Article first published online: 14 JUN 2006
Volume 29, Issue 6, pages 835–849, December 1982
How to Cite
SCHWARTZ, R. K. (1982), Bedform and stratification characteristics of some modern small-scale washover sand bodies. Sedimentology, 29: 835–849. doi: 10.1111/j.1365-3091.1982.tb00087.x
- Issue published online: 14 JUN 2006
- Article first published online: 14 JUN 2006
- Manuscript received 29 April 1979; revision received 28 January 1982
Washover sand bodies commonly develop along microtidal coastlines in beach/barrier island or spit settings. Wave runup, usually in conjunction with an abnormally high water level, may overtop the most landward berm of the beach and the foredune crest, if one exists, to produce overwash and subsequent runoff across the more landward subaerial surface. Two main elements of the resulting deposit are the washover fan and runoff channel. Newly formed, small-scale washover deposits were examined along the Outer Banks, North Carolina, near Pt Mugu, California, and at Presque Isle (Lake Erie), Pennsylvania. The fans were formed in response to unidirectional landward transport, and the runoff channels in response to unidirectional flow usually in a landward direction, but sometimes in shore-parallel then seaward direction. Where overwash carried across the fan surface and entered a pond or lagoon, a small-scale delta (microdelta) developed. In this case, the washover fan consisted of two subfacies, the wetted, but ‘subaerial’ part of the fan and the subaqueous washover delta. Flow associated with the development of the fan and runoff channel produced distinctive sets of bedforms and internal stratification.
High velocity discontinuous surges moving across the fan surface resulted in the development of a plane bed and subhorizontal to low-angle (landward dipping) planar stratification which comprised the major part of the fan. Similarly, rhomboid forms were produced by high velocity sheet flow across the fan surface. Where flow carried into a standing body of water, delta-type foreset strata developed. For this case, the lateral structural sequence was subhorizontal, planar stratification merging landward into landward dipping, delta (tabular) foreset strata. In the runoff setting, where flow became channelized and continuous, both upper-flow and lower-flow regime currents were typical. Upper-flow regime bedforms included antidunes, standing waves, and plane beds. The most commonly observed lower-flow regime bedforms included microdelta-like bars, low-amplitude bars, linguoid ripples, and sinuous-crested current ripple trains.

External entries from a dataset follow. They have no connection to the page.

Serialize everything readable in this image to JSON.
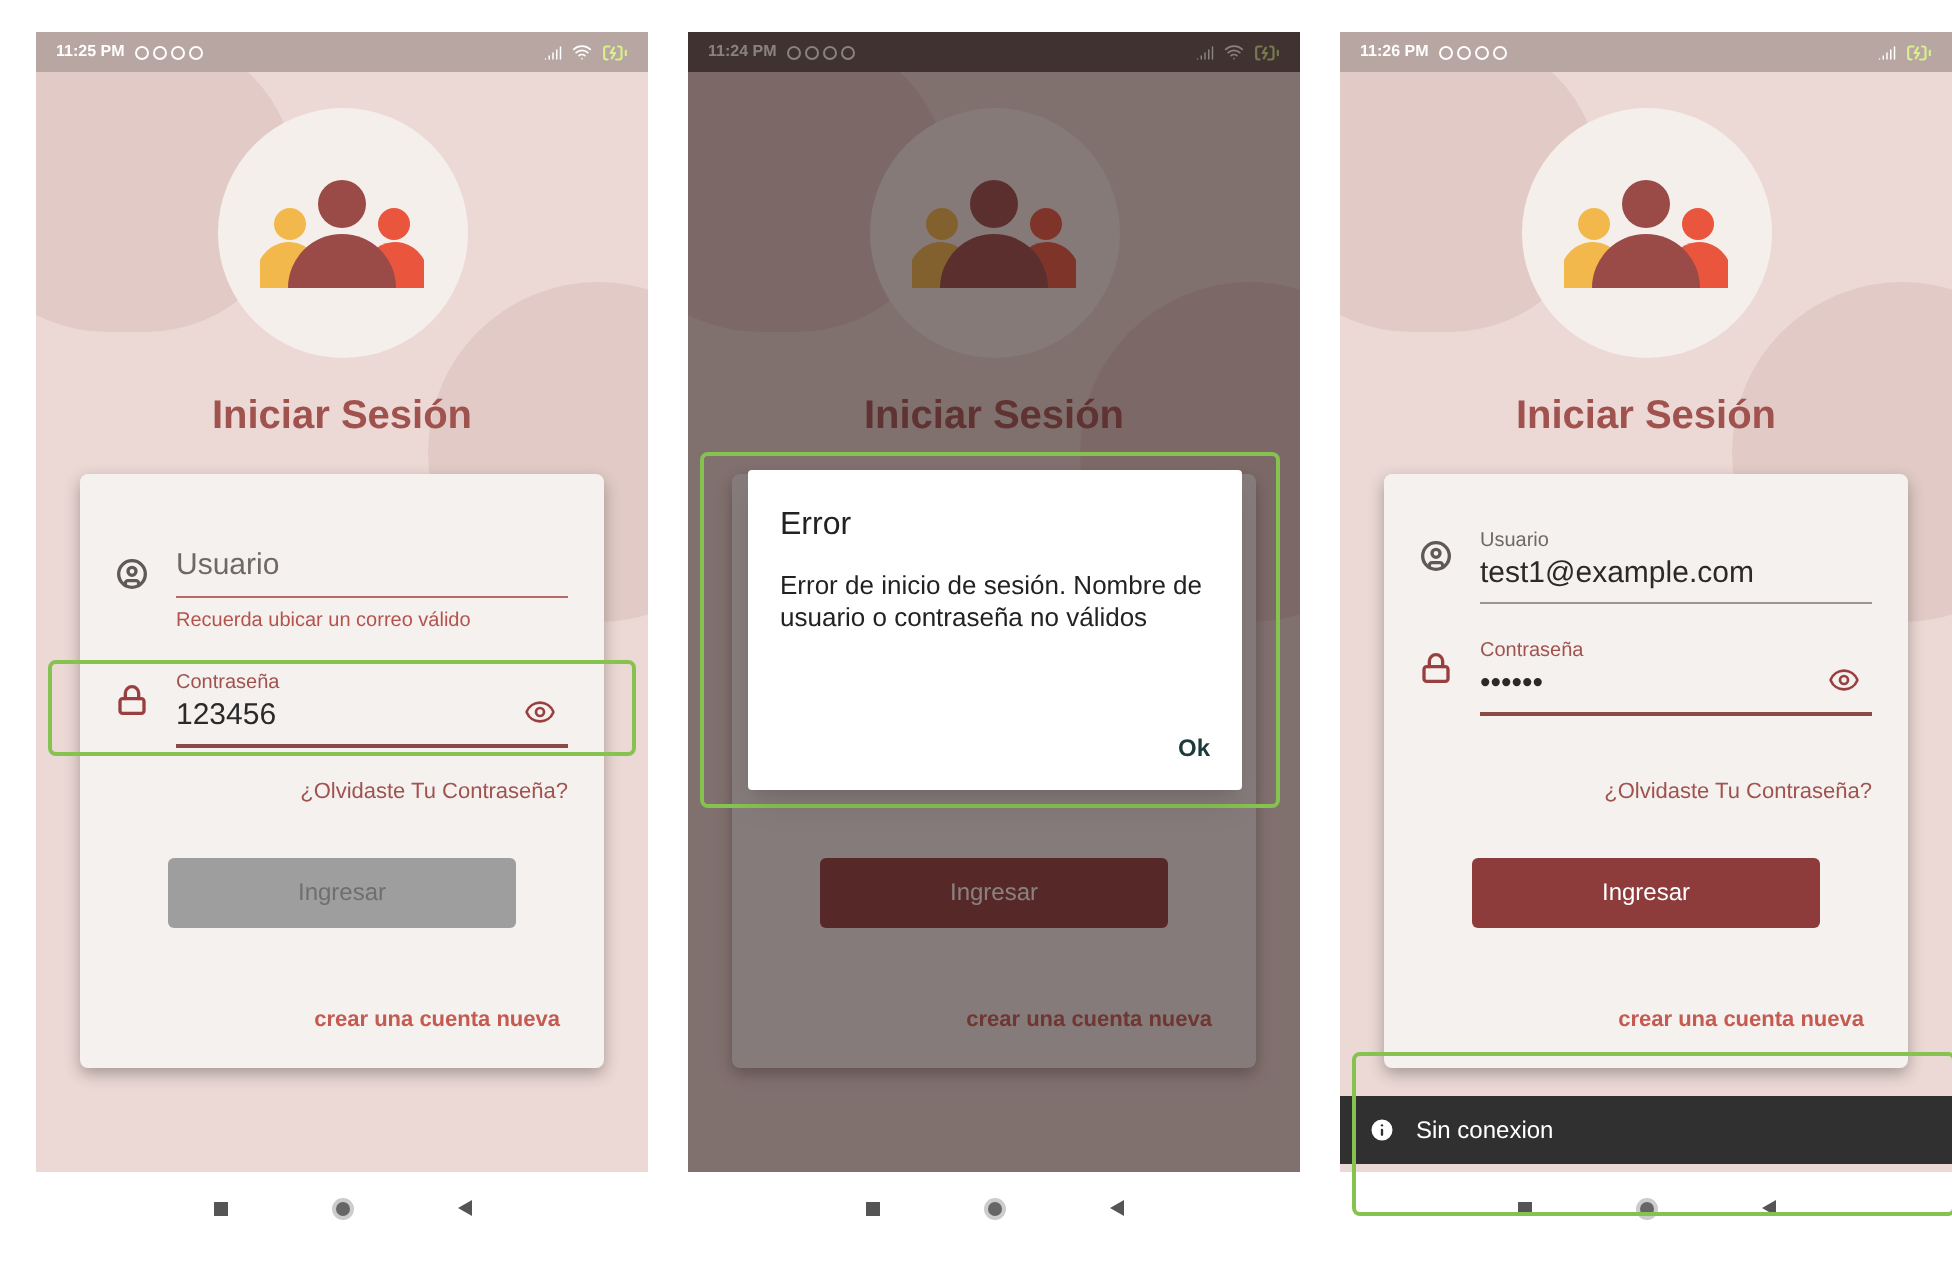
{
  "screens": [
    {
      "status": {
        "time": "11:25 PM",
        "wifi": true
      },
      "dimmed": false,
      "title": "Iniciar Sesión",
      "fields": [
        {
          "kind": "user",
          "placeholder": "Usuario",
          "helper": "Recuerda ubicar un correo válido",
          "error": true,
          "focused": false,
          "highlighted": false
        },
        {
          "kind": "password",
          "label": "Contraseña",
          "value": "123456",
          "error": false,
          "focused": true,
          "highlighted": true
        }
      ],
      "forgot_link": "¿Olvidaste Tu Contraseña?",
      "submit": {
        "label": "Ingresar",
        "disabled": true
      },
      "register_link": "crear una cuenta nueva"
    },
    {
      "status": {
        "time": "11:24 PM",
        "wifi": true
      },
      "dimmed": true,
      "title": "Iniciar Sesión",
      "submit": {
        "label": "Ingresar",
        "disabled": false
      },
      "register_link": "crear una cuenta nueva",
      "dialog": {
        "title": "Error",
        "message": "Error de inicio de sesión. Nombre de usuario o contraseña no válidos",
        "action": "Ok",
        "highlighted": true
      }
    },
    {
      "status": {
        "time": "11:26 PM",
        "wifi": false
      },
      "dimmed": false,
      "title": "Iniciar Sesión",
      "fields": [
        {
          "kind": "user",
          "label": "Usuario",
          "value": "test1@example.com",
          "error": false,
          "focused": false,
          "highlighted": false
        },
        {
          "kind": "password",
          "label": "Contraseña",
          "value": "••••••",
          "error": false,
          "focused": true,
          "highlighted": false
        }
      ],
      "forgot_link": "¿Olvidaste Tu Contraseña?",
      "submit": {
        "label": "Ingresar",
        "disabled": false
      },
      "register_link": "crear una cuenta nueva",
      "snackbar": {
        "message": "Sin conexion",
        "highlighted": true
      }
    }
  ]
}
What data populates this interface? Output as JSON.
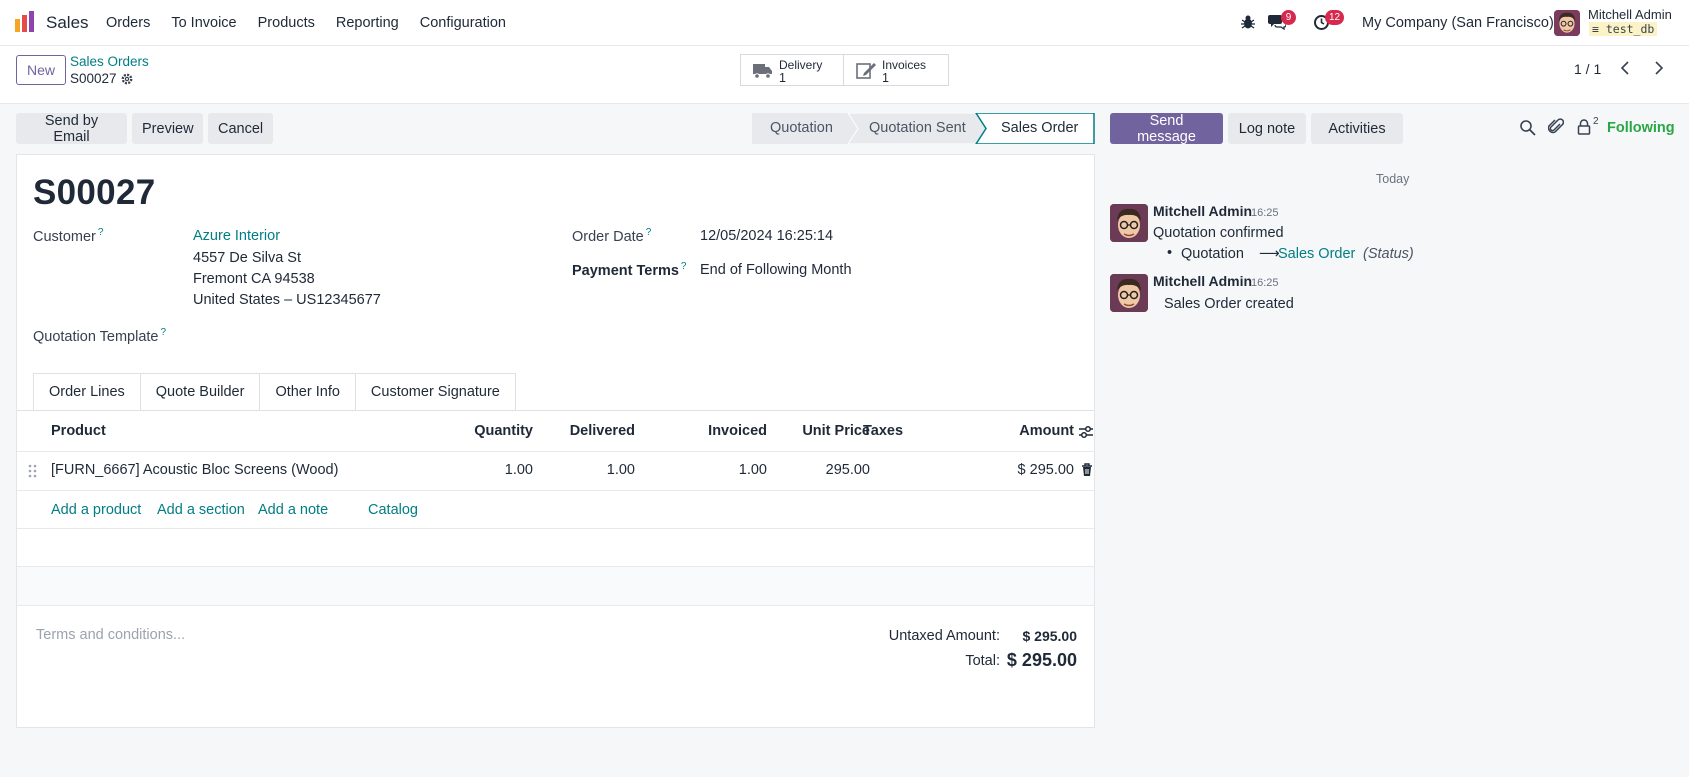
{
  "app": {
    "name": "Sales"
  },
  "menu": [
    "Orders",
    "To Invoice",
    "Products",
    "Reporting",
    "Configuration"
  ],
  "systray": {
    "messages_count": "9",
    "activities_count": "12",
    "company": "My Company (San Francisco)",
    "user": "Mitchell Admin",
    "db": "test_db"
  },
  "control": {
    "new_label": "New",
    "breadcrumb_parent": "Sales Orders",
    "breadcrumb_current": "S00027",
    "smart_buttons": [
      {
        "label": "Delivery",
        "value": "1",
        "icon": "truck-icon"
      },
      {
        "label": "Invoices",
        "value": "1",
        "icon": "invoice-icon"
      }
    ],
    "pager": "1 / 1"
  },
  "actions": [
    "Send by Email",
    "Preview",
    "Cancel"
  ],
  "statusbar": {
    "stages": [
      "Quotation",
      "Quotation Sent",
      "Sales Order"
    ],
    "active": "Sales Order"
  },
  "form": {
    "name": "S00027",
    "customer_label": "Customer",
    "customer_name": "Azure Interior",
    "address": [
      "4557 De Silva St",
      "Fremont CA 94538",
      "United States – US12345677"
    ],
    "order_date_label": "Order Date",
    "order_date": "12/05/2024 16:25:14",
    "payment_terms_label": "Payment Terms",
    "payment_terms": "End of Following Month",
    "quotation_template_label": "Quotation Template",
    "help_mark": "?"
  },
  "tabs": [
    "Order Lines",
    "Quote Builder",
    "Other Info",
    "Customer Signature"
  ],
  "lines": {
    "headers": {
      "product": "Product",
      "quantity": "Quantity",
      "delivered": "Delivered",
      "invoiced": "Invoiced",
      "unit_price": "Unit Price",
      "taxes": "Taxes",
      "amount": "Amount"
    },
    "rows": [
      {
        "product": "[FURN_6667] Acoustic Bloc Screens (Wood)",
        "quantity": "1.00",
        "delivered": "1.00",
        "invoiced": "1.00",
        "unit_price": "295.00",
        "taxes": "",
        "amount": "$ 295.00"
      }
    ],
    "add_links": [
      "Add a product",
      "Add a section",
      "Add a note",
      "Catalog"
    ]
  },
  "totals": {
    "terms_placeholder": "Terms and conditions...",
    "untaxed_label": "Untaxed Amount:",
    "untaxed_value": "$ 295.00",
    "total_label": "Total:",
    "total_value": "$ 295.00"
  },
  "chatter": {
    "send_message": "Send message",
    "log_note": "Log note",
    "activities": "Activities",
    "followers_count": "2",
    "following": "Following",
    "today": "Today",
    "messages": [
      {
        "author": "Mitchell Admin",
        "time": "16:25",
        "body": "Quotation confirmed",
        "tracking_old": "Quotation",
        "tracking_arrow": "⟶",
        "tracking_new": "Sales Order",
        "tracking_field": "(Status)"
      },
      {
        "author": "Mitchell Admin",
        "time": "16:25",
        "body": "Sales Order created"
      }
    ]
  },
  "colors": {
    "primary": "#71639e",
    "link": "#017e84",
    "following": "#28a745",
    "badge": "#d6294d"
  }
}
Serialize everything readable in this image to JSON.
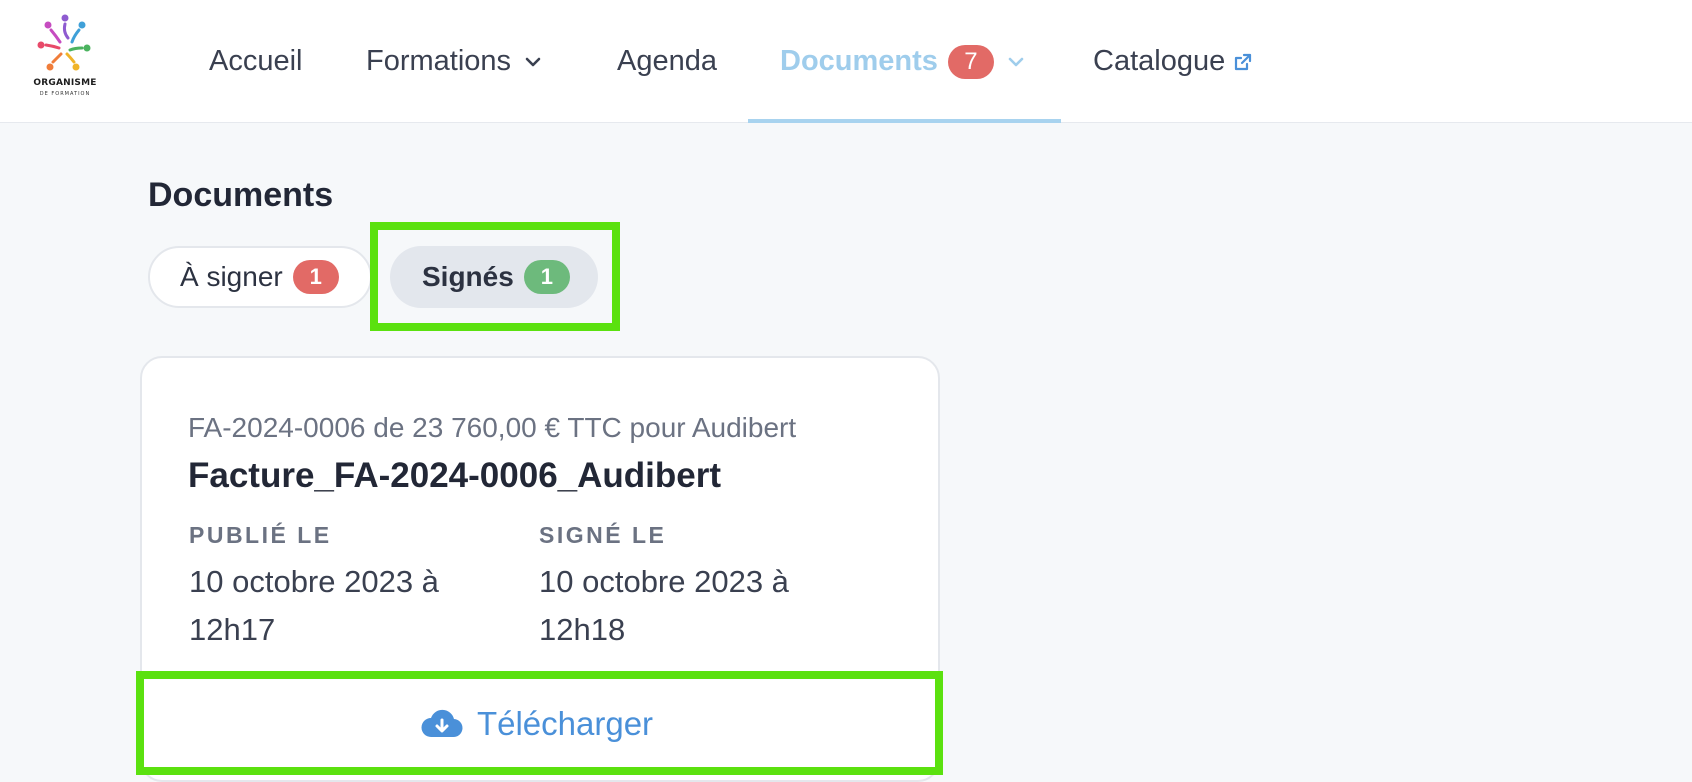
{
  "logo": {
    "title": "ORGANISME",
    "subtitle": "DE FORMATION"
  },
  "nav": {
    "items": [
      {
        "label": "Accueil"
      },
      {
        "label": "Formations"
      },
      {
        "label": "Agenda"
      },
      {
        "label": "Documents",
        "badge": "7"
      },
      {
        "label": "Catalogue"
      }
    ],
    "active": "Documents",
    "active_color": "#9fcdec"
  },
  "page": {
    "title": "Documents"
  },
  "tabs": [
    {
      "label": "À signer",
      "count": "1",
      "badge_color": "#e26a66"
    },
    {
      "label": "Signés",
      "count": "1",
      "badge_color": "#6dba7c",
      "selected": true
    }
  ],
  "document": {
    "subtitle": "FA-2024-0006 de 23 760,00 € TTC pour Audibert",
    "title": "Facture_FA-2024-0006_Audibert",
    "published_label": "PUBLIÉ LE",
    "published_value": "10 octobre 2023 à 12h17",
    "signed_label": "SIGNÉ LE",
    "signed_value": "10 octobre 2023 à 12h18",
    "download_label": "Télécharger",
    "download_icon": "cloud-download-icon"
  },
  "highlight_color": "#5be10f"
}
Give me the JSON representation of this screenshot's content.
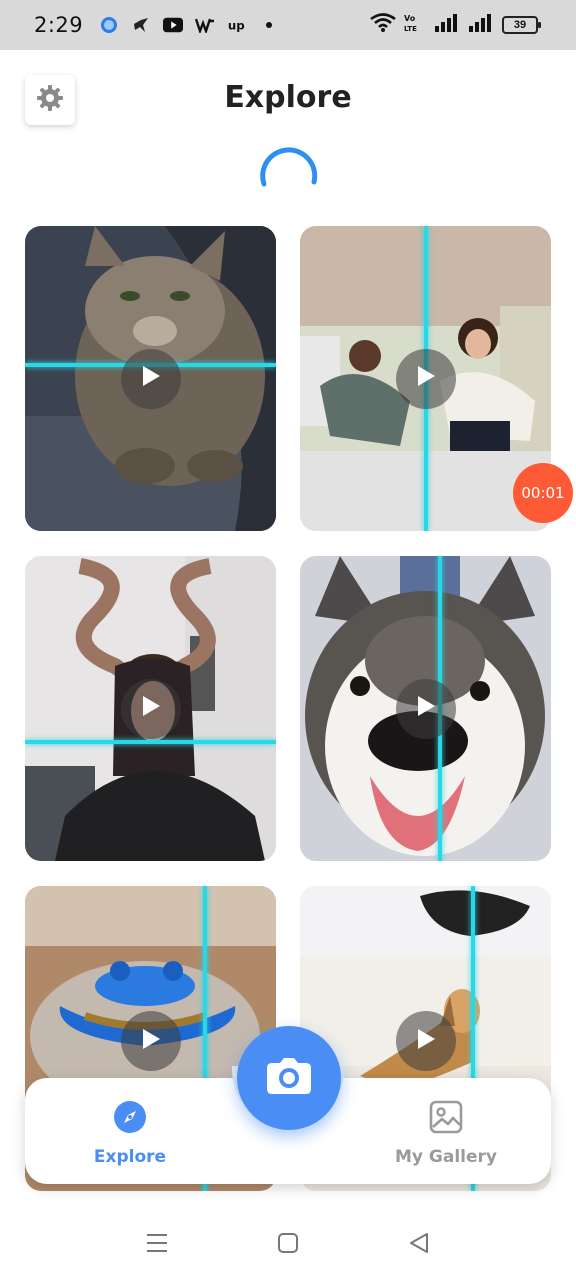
{
  "status_bar": {
    "time": "2:29",
    "battery": "39"
  },
  "header": {
    "title": "Explore"
  },
  "videos": [
    {
      "id": "cat"
    },
    {
      "id": "two-girls",
      "timer": "00:01"
    },
    {
      "id": "girl-horns"
    },
    {
      "id": "husky"
    },
    {
      "id": "spinner-toy"
    },
    {
      "id": "dog"
    }
  ],
  "timer_badge": "00:01",
  "bottom_nav": {
    "explore_label": "Explore",
    "gallery_label": "My Gallery",
    "active": "explore"
  },
  "colors": {
    "accent": "#4a8ef5",
    "scan_line": "#29d7e6",
    "timer": "#ff5a36",
    "inactive": "#999999"
  }
}
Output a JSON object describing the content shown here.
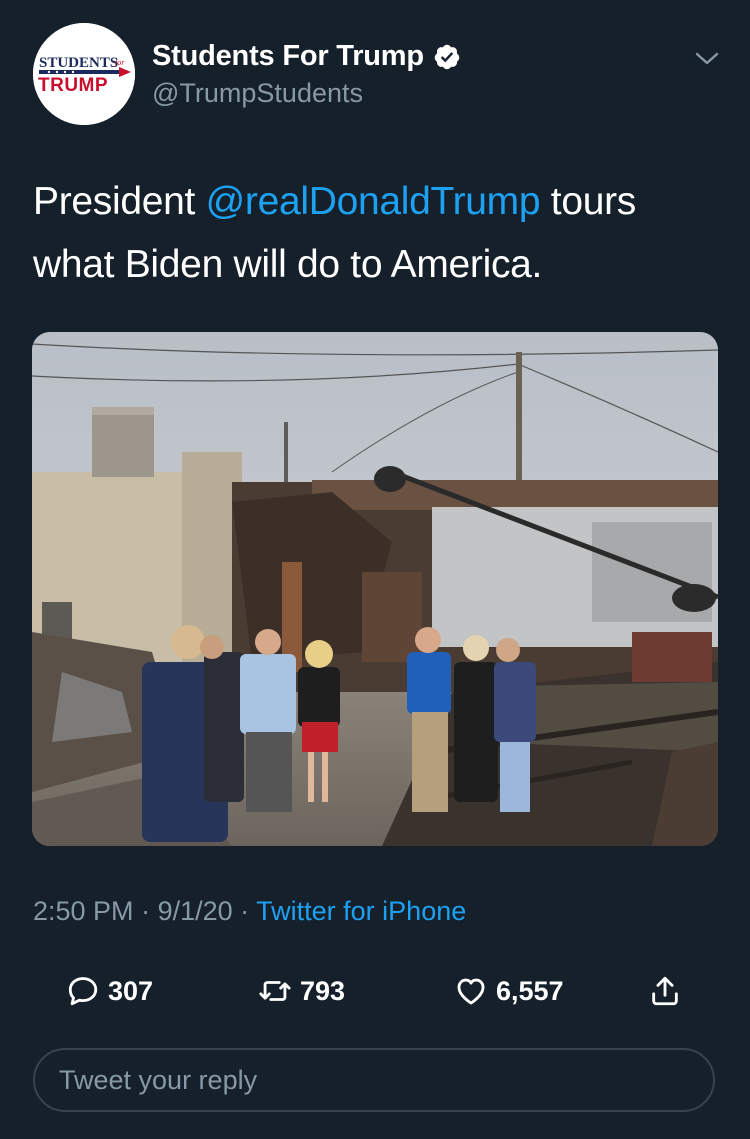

The sets of sedimentary structures comprising modern washover sand bodies provide criteria for the identification of similar deposits in ancient sediments and for more specific interpretation of the environment.